SOURCE MATERIAL
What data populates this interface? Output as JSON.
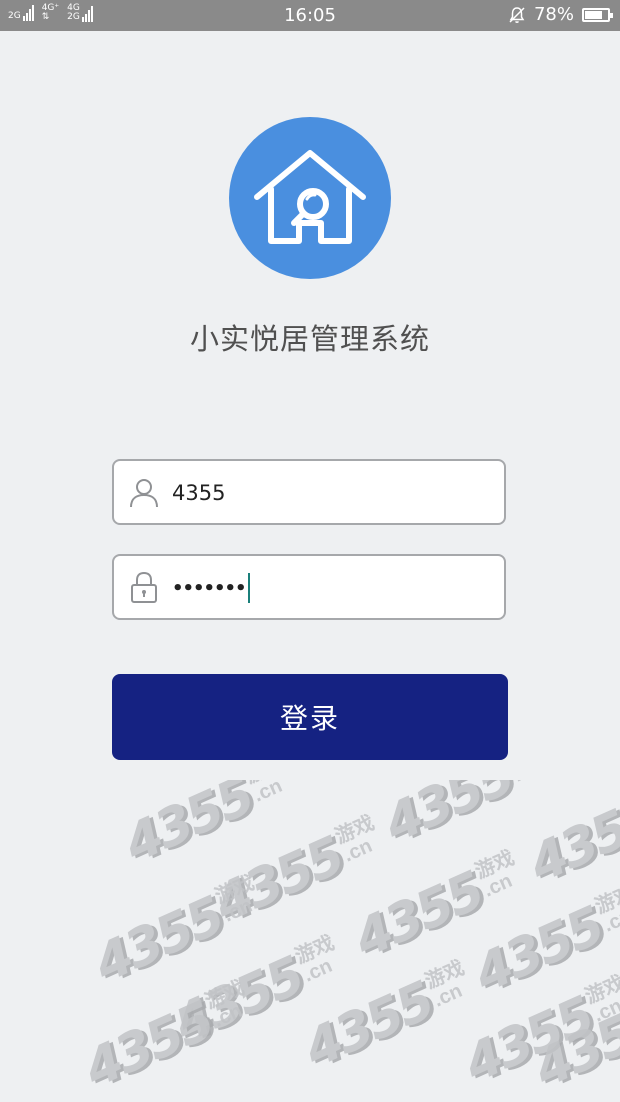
{
  "status_bar": {
    "sim1": {
      "line1": "2G",
      "line2": ""
    },
    "sim2": {
      "line1": "4G⁺",
      "line2": "⇅"
    },
    "sim3": {
      "line1": "4G",
      "line2": "2G"
    },
    "time": "16:05",
    "battery_percent": "78%",
    "battery_level": 0.78
  },
  "app": {
    "title": "小实悦居管理系统",
    "logo_color": "#4a8fdf"
  },
  "login_form": {
    "username_value": "4355",
    "password_mask": "•••••••",
    "login_label": "登录",
    "button_color": "#152282"
  },
  "watermark": {
    "number": "4355",
    "game": "游戏",
    "domain": ".cn"
  }
}
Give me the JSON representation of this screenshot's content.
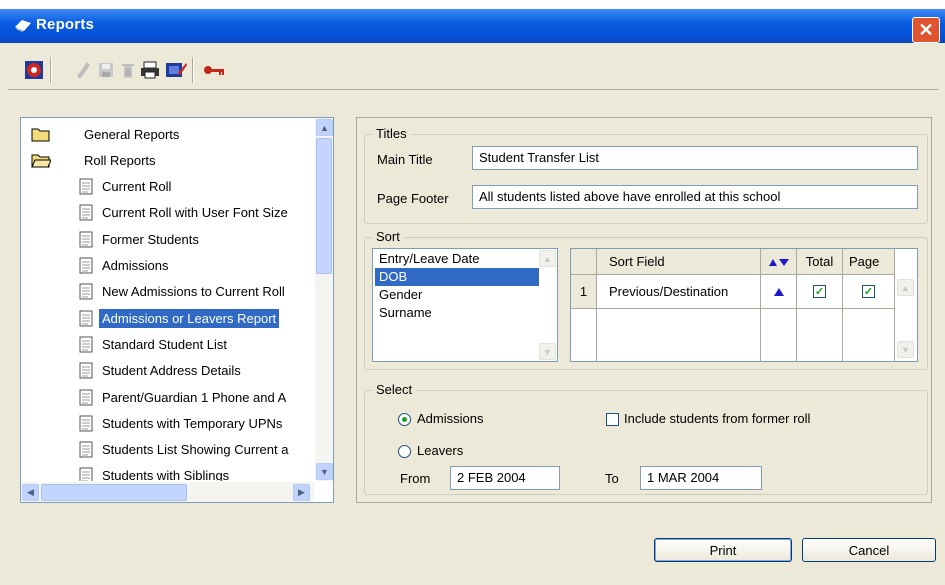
{
  "window": {
    "title": "Reports"
  },
  "toolbar": {
    "icons": [
      "run-report-icon",
      "edit-icon",
      "save-icon",
      "delete-icon",
      "print-icon",
      "tools-icon",
      "key-icon"
    ]
  },
  "tree": {
    "items": [
      {
        "label": "General Reports",
        "icon": "folder-closed-icon"
      },
      {
        "label": "Roll Reports",
        "icon": "folder-open-icon"
      },
      {
        "label": "Current Roll",
        "icon": "report-icon"
      },
      {
        "label": "Current Roll with User Font Size",
        "icon": "report-icon"
      },
      {
        "label": "Former Students",
        "icon": "report-icon"
      },
      {
        "label": "Admissions",
        "icon": "report-icon"
      },
      {
        "label": "New Admissions to Current Roll",
        "icon": "report-icon"
      },
      {
        "label": "Admissions or Leavers Report",
        "icon": "report-icon",
        "selected": true
      },
      {
        "label": "Standard Student List",
        "icon": "report-icon"
      },
      {
        "label": "Student Address Details",
        "icon": "report-icon"
      },
      {
        "label": "Parent/Guardian 1 Phone and A",
        "icon": "report-icon"
      },
      {
        "label": "Students with Temporary UPNs",
        "icon": "report-icon"
      },
      {
        "label": "Students List Showing Current a",
        "icon": "report-icon"
      },
      {
        "label": "Students with Siblings",
        "icon": "report-icon"
      }
    ]
  },
  "titles": {
    "group_label": "Titles",
    "main_title_label": "Main Title",
    "main_title_value": "Student Transfer List",
    "page_footer_label": "Page Footer",
    "page_footer_value": "All students listed above have enrolled at this school"
  },
  "sort": {
    "group_label": "Sort",
    "fields": [
      "Entry/Leave Date",
      "DOB",
      "Gender",
      "Surname"
    ],
    "selected_field": "DOB",
    "grid_headers": {
      "sort_field": "Sort Field",
      "total": "Total",
      "page": "Page"
    },
    "rows": [
      {
        "num": "1",
        "field": "Previous/Destination",
        "total": true,
        "page": true
      }
    ]
  },
  "select": {
    "group_label": "Select",
    "admissions_label": "Admissions",
    "leavers_label": "Leavers",
    "include_former_label": "Include students from former roll",
    "from_label": "From",
    "from_value": "2 FEB 2004",
    "to_label": "To",
    "to_value": "1 MAR 2004",
    "selected_option": "Admissions"
  },
  "buttons": {
    "print": "Print",
    "cancel": "Cancel"
  },
  "colors": {
    "titlebar": "#0a5de0",
    "selection": "#316ac5",
    "face": "#ece9d8"
  }
}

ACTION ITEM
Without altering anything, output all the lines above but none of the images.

EXPECTED OUTPUT
What data populates this interface? Output as JSON.
{
  "status_bar": {
    "sim1": {
      "line1": "2G",
      "line2": ""
    },
    "sim2": {
      "line1": "4G⁺",
      "line2": "⇅"
    },
    "sim3": {
      "line1": "4G",
      "line2": "2G"
    },
    "time": "16:05",
    "battery_percent": "78%",
    "battery_level": 0.78
  },
  "app": {
    "title": "小实悦居管理系统",
    "logo_color": "#4a8fdf"
  },
  "login_form": {
    "username_value": "4355",
    "password_mask": "•••••••",
    "login_label": "登录",
    "button_color": "#152282"
  },
  "watermark": {
    "number": "4355",
    "game": "游戏",
    "domain": ".cn"
  }
}
Give me the JSON representation of this screenshot's content.
{
  "window": {
    "title": "Reports"
  },
  "toolbar": {
    "icons": [
      "run-report-icon",
      "edit-icon",
      "save-icon",
      "delete-icon",
      "print-icon",
      "tools-icon",
      "key-icon"
    ]
  },
  "tree": {
    "items": [
      {
        "label": "General Reports",
        "icon": "folder-closed-icon"
      },
      {
        "label": "Roll Reports",
        "icon": "folder-open-icon"
      },
      {
        "label": "Current Roll",
        "icon": "report-icon"
      },
      {
        "label": "Current Roll with User Font Size",
        "icon": "report-icon"
      },
      {
        "label": "Former Students",
        "icon": "report-icon"
      },
      {
        "label": "Admissions",
        "icon": "report-icon"
      },
      {
        "label": "New Admissions to Current Roll",
        "icon": "report-icon"
      },
      {
        "label": "Admissions or Leavers Report",
        "icon": "report-icon",
        "selected": true
      },
      {
        "label": "Standard Student List",
        "icon": "report-icon"
      },
      {
        "label": "Student Address Details",
        "icon": "report-icon"
      },
      {
        "label": "Parent/Guardian 1 Phone and A",
        "icon": "report-icon"
      },
      {
        "label": "Students with Temporary UPNs",
        "icon": "report-icon"
      },
      {
        "label": "Students List Showing Current a",
        "icon": "report-icon"
      },
      {
        "label": "Students with Siblings",
        "icon": "report-icon"
      }
    ]
  },
  "titles": {
    "group_label": "Titles",
    "main_title_label": "Main Title",
    "main_title_value": "Student Transfer List",
    "page_footer_label": "Page Footer",
    "page_footer_value": "All students listed above have enrolled at this school"
  },
  "sort": {
    "group_label": "Sort",
    "fields": [
      "Entry/Leave Date",
      "DOB",
      "Gender",
      "Surname"
    ],
    "selected_field": "DOB",
    "grid_headers": {
      "sort_field": "Sort Field",
      "total": "Total",
      "page": "Page"
    },
    "rows": [
      {
        "num": "1",
        "field": "Previous/Destination",
        "total": true,
        "page": true
      }
    ]
  },
  "select": {
    "group_label": "Select",
    "admissions_label": "Admissions",
    "leavers_label": "Leavers",
    "include_former_label": "Include students from former roll",
    "from_label": "From",
    "from_value": "2 FEB 2004",
    "to_label": "To",
    "to_value": "1 MAR 2004",
    "selected_option": "Admissions"
  },
  "buttons": {
    "print": "Print",
    "cancel": "Cancel"
  },
  "colors": {
    "titlebar": "#0a5de0",
    "selection": "#316ac5",
    "face": "#ece9d8"
  }
}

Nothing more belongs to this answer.